We'd played with William at Union Chapel in London and got on really well with him. He's a really gracious guy and we're all big fans so it was a real honour to get a Grammy award winner like him on the record. As for Bettye, we always loved her voice and couldn't think of anyone better to sing Season of Change. We wanted a true storyteller to convey some very serious lyrics and she was perfect. Her voice seems to resonate from the very earth itself, she's an incredibly gifted singer and we were very fortunate with how she threw herself into that song.
You are heading out on tour; how do you feel about playing in Birmingham again? It's my home town and I love the place but we haven't played there for a couple of years so I'm sure it'll be an amazing night. Every time I play Birmingham it feels like coming home to me.
Any special guests planning to join you on the road?
We're very fortunate to have Graham Parker supporting us in London so, you never know, he may join us on stage. We're never short of a few surprises here and there. Last time in London we had Paul Weller and Dr Robert from The Blow Monkeys join us on stage.
Is there is a growing fanbase for soul music and a band like yourselves?
Yes, massively. This year has completely underlined that. We've been playing to sold out venues up and down the country and had our first top 40 record with Street Rituals. I think people need some positivity right now and we certainly aim to give people that in our music.
Oct 18: O2 Academy 3, Birmingham; Oct 19: Oran Mor, Glasgow; Oct 20: Riverside, Newcastle; Oct 21: The Georgian Theatre, Stockton-on-Tees; Oct 22: Picturedrome, Holmfirth; Oct 24: Fruit, Hull; Oct 25: Glee Club, Nottingham;

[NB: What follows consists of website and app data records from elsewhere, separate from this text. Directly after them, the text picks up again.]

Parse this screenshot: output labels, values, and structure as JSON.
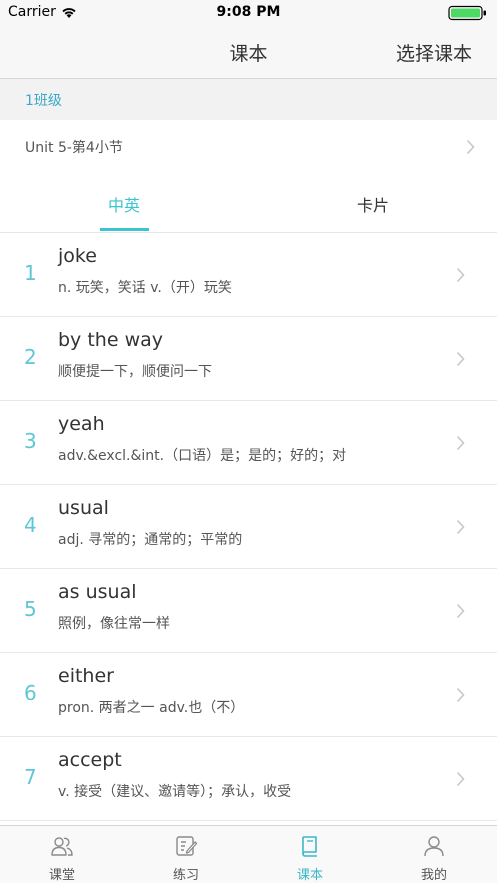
{
  "status_bar": {
    "carrier": "Carrier",
    "time": "9:08 PM"
  },
  "nav": {
    "title": "课本",
    "right_action": "选择课本"
  },
  "class_header": {
    "label": "1班级"
  },
  "unit": {
    "label": "Unit 5-第4小节"
  },
  "tabs": [
    {
      "label": "中英",
      "active": true
    },
    {
      "label": "卡片",
      "active": false
    }
  ],
  "words": [
    {
      "index": "1",
      "word": "joke",
      "definition": "n. 玩笑，笑话  v.（开）玩笑"
    },
    {
      "index": "2",
      "word": "by the way",
      "definition": "顺便提一下，顺便问一下"
    },
    {
      "index": "3",
      "word": "yeah",
      "definition": "adv.&excl.&int.（口语）是；是的；好的；对"
    },
    {
      "index": "4",
      "word": "usual",
      "definition": "adj. 寻常的；通常的；平常的"
    },
    {
      "index": "5",
      "word": "as usual",
      "definition": "照例，像往常一样"
    },
    {
      "index": "6",
      "word": "either",
      "definition": "pron. 两者之一 adv.也（不）"
    },
    {
      "index": "7",
      "word": "accept",
      "definition": "v. 接受（建议、邀请等）；承认，收受"
    }
  ],
  "tab_bar": [
    {
      "label": "课堂",
      "icon": "classroom-icon",
      "active": false
    },
    {
      "label": "练习",
      "icon": "practice-icon",
      "active": false
    },
    {
      "label": "课本",
      "icon": "textbook-icon",
      "active": true
    },
    {
      "label": "我的",
      "icon": "profile-icon",
      "active": false
    }
  ],
  "colors": {
    "accent": "#3bc4cf",
    "index_color": "#5ec6d6",
    "class_label": "#3aa8c8"
  }
}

Oct 26: The Globe, Cardiff;
Oct 27: O2 Shepherd's Bush Empire, London;
Nov 1: Fat Lil's, Witney;
Nov 2: Mr Kyps, Bournemouth;
Nov 3: Chinnerys, Southend.